The entries below are to be written out exactly, with no images included.

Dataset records
--------------------

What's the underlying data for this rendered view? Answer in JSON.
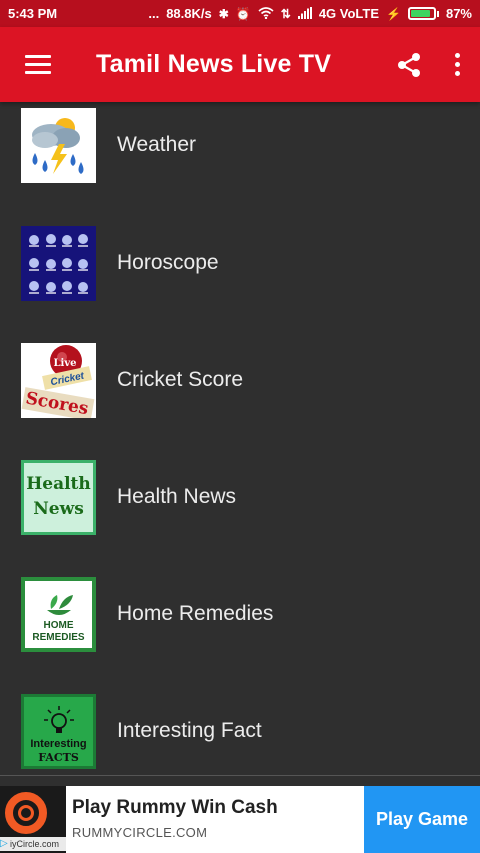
{
  "status_bar": {
    "time": "5:43 PM",
    "dots": "...",
    "net_speed": "88.8K/s",
    "network": "4G VoLTE",
    "battery_percent": "87%",
    "battery_level": 0.87,
    "icons": [
      "bluetooth-icon",
      "alarm-icon",
      "wifi-icon",
      "data-transfer-icon",
      "signal-icon",
      "charging-icon",
      "battery-icon"
    ]
  },
  "app_bar": {
    "title": "Tamil News Live TV",
    "color": "#dc1424",
    "icons": [
      "hamburger-menu-icon",
      "share-icon",
      "more-vert-icon"
    ]
  },
  "list": {
    "items": [
      {
        "label": "Weather",
        "icon": "weather-thumbnail"
      },
      {
        "label": "Horoscope",
        "icon": "horoscope-thumbnail"
      },
      {
        "label": "Cricket Score",
        "icon": "cricket-score-thumbnail",
        "thumb_text": [
          "Live",
          "Cricket",
          "Scores"
        ]
      },
      {
        "label": "Health News",
        "icon": "health-news-thumbnail",
        "thumb_text": [
          "Health",
          "News"
        ]
      },
      {
        "label": "Home Remedies",
        "icon": "home-remedies-thumbnail",
        "thumb_text": [
          "HOME",
          "REMEDIES"
        ]
      },
      {
        "label": "Interesting Fact",
        "icon": "interesting-facts-thumbnail",
        "thumb_text": [
          "Interesting",
          "FACTS"
        ]
      }
    ]
  },
  "ad": {
    "headline": "Play Rummy Win Cash",
    "domain": "RUMMYCIRCLE.COM",
    "cta": "Play Game",
    "logo_text": "iyCircle.com",
    "cta_color": "#2196f3"
  }
}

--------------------

* _EXERCISE RESULT_:
What's the underlying data for this rendered view? Answer in JSON.
{
  "status_bar": {
    "time": "5:43 PM",
    "dots": "...",
    "net_speed": "88.8K/s",
    "network": "4G VoLTE",
    "battery_percent": "87%",
    "battery_level": 0.87,
    "icons": [
      "bluetooth-icon",
      "alarm-icon",
      "wifi-icon",
      "data-transfer-icon",
      "signal-icon",
      "charging-icon",
      "battery-icon"
    ]
  },
  "app_bar": {
    "title": "Tamil News Live TV",
    "color": "#dc1424",
    "icons": [
      "hamburger-menu-icon",
      "share-icon",
      "more-vert-icon"
    ]
  },
  "list": {
    "items": [
      {
        "label": "Weather",
        "icon": "weather-thumbnail"
      },
      {
        "label": "Horoscope",
        "icon": "horoscope-thumbnail"
      },
      {
        "label": "Cricket Score",
        "icon": "cricket-score-thumbnail",
        "thumb_text": [
          "Live",
          "Cricket",
          "Scores"
        ]
      },
      {
        "label": "Health News",
        "icon": "health-news-thumbnail",
        "thumb_text": [
          "Health",
          "News"
        ]
      },
      {
        "label": "Home Remedies",
        "icon": "home-remedies-thumbnail",
        "thumb_text": [
          "HOME",
          "REMEDIES"
        ]
      },
      {
        "label": "Interesting Fact",
        "icon": "interesting-facts-thumbnail",
        "thumb_text": [
          "Interesting",
          "FACTS"
        ]
      }
    ]
  },
  "ad": {
    "headline": "Play Rummy Win Cash",
    "domain": "RUMMYCIRCLE.COM",
    "cta": "Play Game",
    "logo_text": "iyCircle.com",
    "cta_color": "#2196f3"
  }
}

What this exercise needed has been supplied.